* [ACTION ITEM] Look through the material below. Copy each line that contains the string "icon".

* [AVAILABLE DATA]
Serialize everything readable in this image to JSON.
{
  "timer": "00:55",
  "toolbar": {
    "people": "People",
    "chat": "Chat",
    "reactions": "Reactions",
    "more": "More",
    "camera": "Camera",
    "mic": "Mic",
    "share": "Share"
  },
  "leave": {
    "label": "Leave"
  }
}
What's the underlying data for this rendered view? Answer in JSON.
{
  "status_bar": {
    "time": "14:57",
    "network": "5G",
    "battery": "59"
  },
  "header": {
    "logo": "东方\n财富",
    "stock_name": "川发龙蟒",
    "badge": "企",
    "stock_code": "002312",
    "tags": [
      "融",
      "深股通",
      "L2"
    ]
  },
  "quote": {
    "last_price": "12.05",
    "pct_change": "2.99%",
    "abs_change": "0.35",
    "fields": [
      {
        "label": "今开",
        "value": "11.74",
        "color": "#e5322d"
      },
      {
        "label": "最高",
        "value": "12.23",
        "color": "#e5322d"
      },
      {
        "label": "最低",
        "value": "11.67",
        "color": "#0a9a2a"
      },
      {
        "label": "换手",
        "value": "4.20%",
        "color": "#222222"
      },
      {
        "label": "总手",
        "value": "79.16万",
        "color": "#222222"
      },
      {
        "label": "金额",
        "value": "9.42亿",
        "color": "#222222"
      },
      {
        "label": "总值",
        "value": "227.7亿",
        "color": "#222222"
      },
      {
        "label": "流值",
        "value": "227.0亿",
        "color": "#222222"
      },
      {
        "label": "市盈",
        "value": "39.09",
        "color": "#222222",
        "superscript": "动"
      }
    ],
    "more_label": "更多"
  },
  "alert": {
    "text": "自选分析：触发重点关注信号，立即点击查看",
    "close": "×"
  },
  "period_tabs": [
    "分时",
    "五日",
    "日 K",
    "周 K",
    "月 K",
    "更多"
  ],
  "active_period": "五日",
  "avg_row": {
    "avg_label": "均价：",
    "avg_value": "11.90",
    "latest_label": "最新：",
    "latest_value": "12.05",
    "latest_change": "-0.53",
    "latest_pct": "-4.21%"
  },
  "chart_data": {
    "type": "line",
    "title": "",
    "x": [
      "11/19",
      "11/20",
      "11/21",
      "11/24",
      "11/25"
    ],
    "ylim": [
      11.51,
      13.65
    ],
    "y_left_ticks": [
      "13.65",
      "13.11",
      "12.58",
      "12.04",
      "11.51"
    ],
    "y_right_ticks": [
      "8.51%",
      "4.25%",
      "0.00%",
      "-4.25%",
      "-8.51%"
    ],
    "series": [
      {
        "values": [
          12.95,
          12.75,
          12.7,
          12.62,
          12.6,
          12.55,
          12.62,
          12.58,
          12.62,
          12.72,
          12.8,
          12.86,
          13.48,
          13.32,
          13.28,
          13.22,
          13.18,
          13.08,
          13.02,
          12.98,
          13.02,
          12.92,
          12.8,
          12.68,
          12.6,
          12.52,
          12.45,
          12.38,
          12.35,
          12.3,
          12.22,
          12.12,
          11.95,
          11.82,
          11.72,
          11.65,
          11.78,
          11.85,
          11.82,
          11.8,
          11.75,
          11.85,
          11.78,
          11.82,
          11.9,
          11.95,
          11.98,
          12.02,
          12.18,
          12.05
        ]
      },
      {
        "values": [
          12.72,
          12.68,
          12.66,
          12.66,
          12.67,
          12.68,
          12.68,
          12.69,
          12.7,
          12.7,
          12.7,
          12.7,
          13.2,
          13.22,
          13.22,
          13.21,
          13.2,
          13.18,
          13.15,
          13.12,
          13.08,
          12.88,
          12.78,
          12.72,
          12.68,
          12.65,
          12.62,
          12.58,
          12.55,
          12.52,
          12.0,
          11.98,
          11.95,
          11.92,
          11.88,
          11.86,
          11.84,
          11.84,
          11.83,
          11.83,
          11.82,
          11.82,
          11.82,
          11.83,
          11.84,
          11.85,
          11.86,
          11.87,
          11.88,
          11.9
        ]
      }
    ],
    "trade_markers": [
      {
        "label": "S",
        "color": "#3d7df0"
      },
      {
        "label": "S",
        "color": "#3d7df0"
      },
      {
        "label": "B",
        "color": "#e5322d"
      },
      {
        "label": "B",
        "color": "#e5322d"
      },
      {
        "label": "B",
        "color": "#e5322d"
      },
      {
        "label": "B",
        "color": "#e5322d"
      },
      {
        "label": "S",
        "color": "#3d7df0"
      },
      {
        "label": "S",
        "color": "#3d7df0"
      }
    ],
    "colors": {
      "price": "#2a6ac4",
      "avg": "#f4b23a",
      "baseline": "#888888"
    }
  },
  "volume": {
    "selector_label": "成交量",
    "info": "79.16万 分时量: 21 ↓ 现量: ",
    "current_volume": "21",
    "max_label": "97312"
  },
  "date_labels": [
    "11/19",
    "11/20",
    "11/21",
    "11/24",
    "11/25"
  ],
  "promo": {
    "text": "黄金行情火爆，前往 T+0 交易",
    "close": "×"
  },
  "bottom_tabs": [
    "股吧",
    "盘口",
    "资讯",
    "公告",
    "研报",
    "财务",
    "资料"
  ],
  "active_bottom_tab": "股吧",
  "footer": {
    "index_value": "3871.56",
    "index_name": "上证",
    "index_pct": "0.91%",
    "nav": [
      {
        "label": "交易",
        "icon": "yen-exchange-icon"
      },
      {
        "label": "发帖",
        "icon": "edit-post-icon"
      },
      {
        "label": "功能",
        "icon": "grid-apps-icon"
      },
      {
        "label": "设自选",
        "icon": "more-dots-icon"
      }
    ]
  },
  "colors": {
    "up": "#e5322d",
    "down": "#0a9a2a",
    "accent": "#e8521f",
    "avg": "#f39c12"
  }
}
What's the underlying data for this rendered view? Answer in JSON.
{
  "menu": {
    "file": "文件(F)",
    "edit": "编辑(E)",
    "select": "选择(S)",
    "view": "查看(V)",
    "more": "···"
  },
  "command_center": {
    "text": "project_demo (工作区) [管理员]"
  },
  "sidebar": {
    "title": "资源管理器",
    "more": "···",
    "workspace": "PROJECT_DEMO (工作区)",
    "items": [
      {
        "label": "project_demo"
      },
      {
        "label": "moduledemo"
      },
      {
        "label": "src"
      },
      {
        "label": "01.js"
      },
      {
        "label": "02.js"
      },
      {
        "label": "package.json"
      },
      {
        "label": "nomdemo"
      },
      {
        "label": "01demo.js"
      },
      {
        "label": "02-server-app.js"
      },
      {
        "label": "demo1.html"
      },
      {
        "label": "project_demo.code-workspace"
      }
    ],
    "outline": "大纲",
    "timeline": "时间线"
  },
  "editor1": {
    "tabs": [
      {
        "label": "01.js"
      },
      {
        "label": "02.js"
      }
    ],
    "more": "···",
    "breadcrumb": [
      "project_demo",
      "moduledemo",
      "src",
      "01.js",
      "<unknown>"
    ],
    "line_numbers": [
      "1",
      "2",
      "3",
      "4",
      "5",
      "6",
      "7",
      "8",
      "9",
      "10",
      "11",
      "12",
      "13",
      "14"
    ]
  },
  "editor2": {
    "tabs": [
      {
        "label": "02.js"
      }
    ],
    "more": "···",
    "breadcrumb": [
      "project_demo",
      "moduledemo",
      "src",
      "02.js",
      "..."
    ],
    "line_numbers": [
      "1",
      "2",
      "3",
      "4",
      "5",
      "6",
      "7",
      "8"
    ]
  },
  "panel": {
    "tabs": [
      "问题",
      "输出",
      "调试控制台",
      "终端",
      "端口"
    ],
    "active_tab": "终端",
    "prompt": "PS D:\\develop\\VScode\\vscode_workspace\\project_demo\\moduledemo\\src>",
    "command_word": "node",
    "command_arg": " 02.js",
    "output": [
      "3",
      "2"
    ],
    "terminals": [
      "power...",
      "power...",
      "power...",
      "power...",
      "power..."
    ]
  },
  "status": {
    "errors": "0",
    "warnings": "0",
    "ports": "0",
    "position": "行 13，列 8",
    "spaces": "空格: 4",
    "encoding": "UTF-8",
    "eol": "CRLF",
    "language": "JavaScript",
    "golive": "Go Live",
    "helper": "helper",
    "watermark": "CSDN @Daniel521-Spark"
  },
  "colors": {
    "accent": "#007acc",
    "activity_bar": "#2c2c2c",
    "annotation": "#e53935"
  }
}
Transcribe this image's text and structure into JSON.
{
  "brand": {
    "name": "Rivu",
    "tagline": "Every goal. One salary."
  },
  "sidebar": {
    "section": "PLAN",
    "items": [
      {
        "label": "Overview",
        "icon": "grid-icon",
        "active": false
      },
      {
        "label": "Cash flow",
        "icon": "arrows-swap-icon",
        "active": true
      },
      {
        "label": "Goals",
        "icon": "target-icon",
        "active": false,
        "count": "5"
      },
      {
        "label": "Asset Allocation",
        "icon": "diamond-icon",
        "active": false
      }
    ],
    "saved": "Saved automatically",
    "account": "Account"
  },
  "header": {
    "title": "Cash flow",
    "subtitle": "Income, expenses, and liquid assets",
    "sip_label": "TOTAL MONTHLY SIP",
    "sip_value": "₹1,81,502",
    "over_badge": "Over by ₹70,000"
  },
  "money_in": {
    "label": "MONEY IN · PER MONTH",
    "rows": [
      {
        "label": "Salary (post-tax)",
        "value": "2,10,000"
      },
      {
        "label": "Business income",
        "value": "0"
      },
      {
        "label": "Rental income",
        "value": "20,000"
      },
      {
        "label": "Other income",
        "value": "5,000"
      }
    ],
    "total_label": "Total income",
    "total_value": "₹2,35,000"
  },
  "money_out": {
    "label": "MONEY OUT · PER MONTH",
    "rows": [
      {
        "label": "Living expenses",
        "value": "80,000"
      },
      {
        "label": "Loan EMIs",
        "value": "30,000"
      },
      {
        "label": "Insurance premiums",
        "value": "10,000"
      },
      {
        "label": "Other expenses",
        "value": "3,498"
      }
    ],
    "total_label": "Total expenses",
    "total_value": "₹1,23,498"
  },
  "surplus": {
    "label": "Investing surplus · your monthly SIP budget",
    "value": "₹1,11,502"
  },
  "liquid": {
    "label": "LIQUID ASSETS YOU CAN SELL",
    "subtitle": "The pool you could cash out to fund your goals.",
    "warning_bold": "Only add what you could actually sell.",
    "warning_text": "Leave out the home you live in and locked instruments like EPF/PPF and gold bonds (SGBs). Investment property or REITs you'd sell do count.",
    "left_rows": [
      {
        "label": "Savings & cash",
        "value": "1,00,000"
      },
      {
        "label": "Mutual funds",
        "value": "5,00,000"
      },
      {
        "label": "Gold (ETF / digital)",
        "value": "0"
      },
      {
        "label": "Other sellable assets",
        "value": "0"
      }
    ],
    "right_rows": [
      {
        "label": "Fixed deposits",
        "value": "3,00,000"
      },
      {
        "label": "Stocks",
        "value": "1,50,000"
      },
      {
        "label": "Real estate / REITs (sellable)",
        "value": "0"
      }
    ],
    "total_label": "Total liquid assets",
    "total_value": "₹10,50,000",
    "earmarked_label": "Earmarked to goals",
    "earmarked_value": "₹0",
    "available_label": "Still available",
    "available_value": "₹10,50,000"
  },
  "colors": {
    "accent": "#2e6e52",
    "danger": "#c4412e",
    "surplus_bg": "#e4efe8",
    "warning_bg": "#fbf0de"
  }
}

* [RESULT OF THE EXERCISE]
        "icon": "yen-exchange-icon"
        "icon": "edit-post-icon"
        "icon": "grid-apps-icon"
        "icon": "more-dots-icon"
        "icon": "grid-icon",
        "icon": "arrows-swap-icon",
        "icon": "target-icon",
        "icon": "diamond-icon",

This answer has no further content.